▶ **Data extracts**:
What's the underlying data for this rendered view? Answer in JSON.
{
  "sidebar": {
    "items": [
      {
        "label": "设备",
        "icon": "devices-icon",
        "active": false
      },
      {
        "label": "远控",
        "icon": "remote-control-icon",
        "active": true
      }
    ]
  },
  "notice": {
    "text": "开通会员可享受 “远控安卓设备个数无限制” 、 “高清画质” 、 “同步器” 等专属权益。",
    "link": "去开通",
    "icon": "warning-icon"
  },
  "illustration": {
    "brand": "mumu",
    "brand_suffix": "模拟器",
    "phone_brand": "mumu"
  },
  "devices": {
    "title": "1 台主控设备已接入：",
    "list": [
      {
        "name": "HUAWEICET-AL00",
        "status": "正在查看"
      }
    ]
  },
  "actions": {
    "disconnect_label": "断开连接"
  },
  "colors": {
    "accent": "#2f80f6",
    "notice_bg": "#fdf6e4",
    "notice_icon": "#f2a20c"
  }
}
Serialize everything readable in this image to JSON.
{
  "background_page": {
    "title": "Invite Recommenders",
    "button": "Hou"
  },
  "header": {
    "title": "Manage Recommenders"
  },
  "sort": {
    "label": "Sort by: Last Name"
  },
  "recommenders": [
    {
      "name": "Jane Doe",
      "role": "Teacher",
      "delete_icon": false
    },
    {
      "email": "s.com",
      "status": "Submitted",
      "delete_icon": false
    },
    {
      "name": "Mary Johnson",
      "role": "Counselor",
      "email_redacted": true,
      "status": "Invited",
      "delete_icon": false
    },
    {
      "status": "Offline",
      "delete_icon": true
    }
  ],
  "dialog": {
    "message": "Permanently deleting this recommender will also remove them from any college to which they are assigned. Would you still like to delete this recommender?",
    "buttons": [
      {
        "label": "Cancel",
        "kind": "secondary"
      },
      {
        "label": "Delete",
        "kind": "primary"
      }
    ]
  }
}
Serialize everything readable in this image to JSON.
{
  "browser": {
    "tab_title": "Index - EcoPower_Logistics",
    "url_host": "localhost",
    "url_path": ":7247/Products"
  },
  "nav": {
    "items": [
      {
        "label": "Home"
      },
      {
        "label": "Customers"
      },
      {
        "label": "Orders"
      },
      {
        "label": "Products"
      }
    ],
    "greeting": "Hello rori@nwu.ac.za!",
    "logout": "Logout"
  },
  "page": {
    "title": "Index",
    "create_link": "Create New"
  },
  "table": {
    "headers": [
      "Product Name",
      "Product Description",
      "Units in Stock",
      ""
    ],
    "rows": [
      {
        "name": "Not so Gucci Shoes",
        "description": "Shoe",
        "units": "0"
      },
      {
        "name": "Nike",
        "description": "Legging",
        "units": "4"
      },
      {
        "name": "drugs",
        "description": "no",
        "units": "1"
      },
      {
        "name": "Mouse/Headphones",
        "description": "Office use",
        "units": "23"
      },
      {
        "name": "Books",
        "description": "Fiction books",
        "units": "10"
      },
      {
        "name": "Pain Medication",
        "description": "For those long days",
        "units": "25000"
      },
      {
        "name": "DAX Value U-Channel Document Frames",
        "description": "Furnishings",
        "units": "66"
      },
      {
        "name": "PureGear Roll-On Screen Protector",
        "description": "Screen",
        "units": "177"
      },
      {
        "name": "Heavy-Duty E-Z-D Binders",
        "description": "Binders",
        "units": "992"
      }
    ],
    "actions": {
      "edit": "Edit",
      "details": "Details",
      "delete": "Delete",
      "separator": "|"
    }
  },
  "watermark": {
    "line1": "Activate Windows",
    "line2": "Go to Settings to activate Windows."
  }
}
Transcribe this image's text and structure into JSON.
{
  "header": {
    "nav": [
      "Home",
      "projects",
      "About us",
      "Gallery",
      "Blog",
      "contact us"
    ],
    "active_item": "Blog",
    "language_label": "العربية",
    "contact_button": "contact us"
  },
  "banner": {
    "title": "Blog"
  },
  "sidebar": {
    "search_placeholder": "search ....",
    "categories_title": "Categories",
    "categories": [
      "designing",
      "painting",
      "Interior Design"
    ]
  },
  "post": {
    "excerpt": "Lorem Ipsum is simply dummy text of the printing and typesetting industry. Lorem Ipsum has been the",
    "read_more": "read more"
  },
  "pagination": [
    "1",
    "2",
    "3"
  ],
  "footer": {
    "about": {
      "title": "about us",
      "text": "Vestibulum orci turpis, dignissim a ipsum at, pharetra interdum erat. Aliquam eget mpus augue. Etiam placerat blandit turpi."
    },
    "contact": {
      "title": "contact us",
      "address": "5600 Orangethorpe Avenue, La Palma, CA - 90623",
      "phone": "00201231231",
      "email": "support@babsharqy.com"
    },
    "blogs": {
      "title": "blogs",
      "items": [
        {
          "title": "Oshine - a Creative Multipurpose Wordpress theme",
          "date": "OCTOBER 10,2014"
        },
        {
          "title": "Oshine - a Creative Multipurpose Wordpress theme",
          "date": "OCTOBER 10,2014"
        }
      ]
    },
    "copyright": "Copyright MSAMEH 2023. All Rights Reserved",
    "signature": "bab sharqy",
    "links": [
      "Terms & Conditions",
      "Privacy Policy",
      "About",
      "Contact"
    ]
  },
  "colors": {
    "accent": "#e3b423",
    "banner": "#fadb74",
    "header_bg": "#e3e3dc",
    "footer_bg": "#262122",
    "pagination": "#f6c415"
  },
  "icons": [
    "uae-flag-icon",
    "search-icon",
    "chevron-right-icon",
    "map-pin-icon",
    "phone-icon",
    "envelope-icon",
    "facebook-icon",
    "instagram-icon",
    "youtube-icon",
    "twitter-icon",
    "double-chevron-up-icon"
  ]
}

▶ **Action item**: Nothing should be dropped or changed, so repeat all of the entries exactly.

▶ **Final answer**:
What's the underlying data for this rendered view? Answer in JSON.
{
  "sidebar": {
    "items": [
      {
        "label": "设备",
        "icon": "devices-icon",
        "active": false
      },
      {
        "label": "远控",
        "icon": "remote-control-icon",
        "active": true
      }
    ]
  },
  "notice": {
    "text": "开通会员可享受 “远控安卓设备个数无限制” 、 “高清画质” 、 “同步器” 等专属权益。",
    "link": "去开通",
    "icon": "warning-icon"
  },
  "illustration": {
    "brand": "mumu",
    "brand_suffix": "模拟器",
    "phone_brand": "mumu"
  },
  "devices": {
    "title": "1 台主控设备已接入：",
    "list": [
      {
        "name": "HUAWEICET-AL00",
        "status": "正在查看"
      }
    ]
  },
  "actions": {
    "disconnect_label": "断开连接"
  },
  "colors": {
    "accent": "#2f80f6",
    "notice_bg": "#fdf6e4",
    "notice_icon": "#f2a20c"
  }
}
Serialize everything readable in this image to JSON.
{
  "background_page": {
    "title": "Invite Recommenders",
    "button": "Hou"
  },
  "header": {
    "title": "Manage Recommenders"
  },
  "sort": {
    "label": "Sort by: Last Name"
  },
  "recommenders": [
    {
      "name": "Jane Doe",
      "role": "Teacher",
      "delete_icon": false
    },
    {
      "email": "s.com",
      "status": "Submitted",
      "delete_icon": false
    },
    {
      "name": "Mary Johnson",
      "role": "Counselor",
      "email_redacted": true,
      "status": "Invited",
      "delete_icon": false
    },
    {
      "status": "Offline",
      "delete_icon": true
    }
  ],
  "dialog": {
    "message": "Permanently deleting this recommender will also remove them from any college to which they are assigned. Would you still like to delete this recommender?",
    "buttons": [
      {
        "label": "Cancel",
        "kind": "secondary"
      },
      {
        "label": "Delete",
        "kind": "primary"
      }
    ]
  }
}
Serialize everything readable in this image to JSON.
{
  "browser": {
    "tab_title": "Index - EcoPower_Logistics",
    "url_host": "localhost",
    "url_path": ":7247/Products"
  },
  "nav": {
    "items": [
      {
        "label": "Home"
      },
      {
        "label": "Customers"
      },
      {
        "label": "Orders"
      },
      {
        "label": "Products"
      }
    ],
    "greeting": "Hello rori@nwu.ac.za!",
    "logout": "Logout"
  },
  "page": {
    "title": "Index",
    "create_link": "Create New"
  },
  "table": {
    "headers": [
      "Product Name",
      "Product Description",
      "Units in Stock",
      ""
    ],
    "rows": [
      {
        "name": "Not so Gucci Shoes",
        "description": "Shoe",
        "units": "0"
      },
      {
        "name": "Nike",
        "description": "Legging",
        "units": "4"
      },
      {
        "name": "drugs",
        "description": "no",
        "units": "1"
      },
      {
        "name": "Mouse/Headphones",
        "description": "Office use",
        "units": "23"
      },
      {
        "name": "Books",
        "description": "Fiction books",
        "units": "10"
      },
      {
        "name": "Pain Medication",
        "description": "For those long days",
        "units": "25000"
      },
      {
        "name": "DAX Value U-Channel Document Frames",
        "description": "Furnishings",
        "units": "66"
      },
      {
        "name": "PureGear Roll-On Screen Protector",
        "description": "Screen",
        "units": "177"
      },
      {
        "name": "Heavy-Duty E-Z-D Binders",
        "description": "Binders",
        "units": "992"
      }
    ],
    "actions": {
      "edit": "Edit",
      "details": "Details",
      "delete": "Delete",
      "separator": "|"
    }
  },
  "watermark": {
    "line1": "Activate Windows",
    "line2": "Go to Settings to activate Windows."
  }
}
Transcribe this image's text and structure into JSON.
{
  "header": {
    "nav": [
      "Home",
      "projects",
      "About us",
      "Gallery",
      "Blog",
      "contact us"
    ],
    "active_item": "Blog",
    "language_label": "العربية",
    "contact_button": "contact us"
  },
  "banner": {
    "title": "Blog"
  },
  "sidebar": {
    "search_placeholder": "search ....",
    "categories_title": "Categories",
    "categories": [
      "designing",
      "painting",
      "Interior Design"
    ]
  },
  "post": {
    "excerpt": "Lorem Ipsum is simply dummy text of the printing and typesetting industry. Lorem Ipsum has been the",
    "read_more": "read more"
  },
  "pagination": [
    "1",
    "2",
    "3"
  ],
  "footer": {
    "about": {
      "title": "about us",
      "text": "Vestibulum orci turpis, dignissim a ipsum at, pharetra interdum erat. Aliquam eget mpus augue. Etiam placerat blandit turpi."
    },
    "contact": {
      "title": "contact us",
      "address": "5600 Orangethorpe Avenue, La Palma, CA - 90623",
      "phone": "00201231231",
      "email": "support@babsharqy.com"
    },
    "blogs": {
      "title": "blogs",
      "items": [
        {
          "title": "Oshine - a Creative Multipurpose Wordpress theme",
          "date": "OCTOBER 10,2014"
        },
        {
          "title": "Oshine - a Creative Multipurpose Wordpress theme",
          "date": "OCTOBER 10,2014"
        }
      ]
    },
    "copyright": "Copyright MSAMEH 2023. All Rights Reserved",
    "signature": "bab sharqy",
    "links": [
      "Terms & Conditions",
      "Privacy Policy",
      "About",
      "Contact"
    ]
  },
  "colors": {
    "accent": "#e3b423",
    "banner": "#fadb74",
    "header_bg": "#e3e3dc",
    "footer_bg": "#262122",
    "pagination": "#f6c415"
  },
  "icons": [
    "uae-flag-icon",
    "search-icon",
    "chevron-right-icon",
    "map-pin-icon",
    "phone-icon",
    "envelope-icon",
    "facebook-icon",
    "instagram-icon",
    "youtube-icon",
    "twitter-icon",
    "double-chevron-up-icon"
  ]
}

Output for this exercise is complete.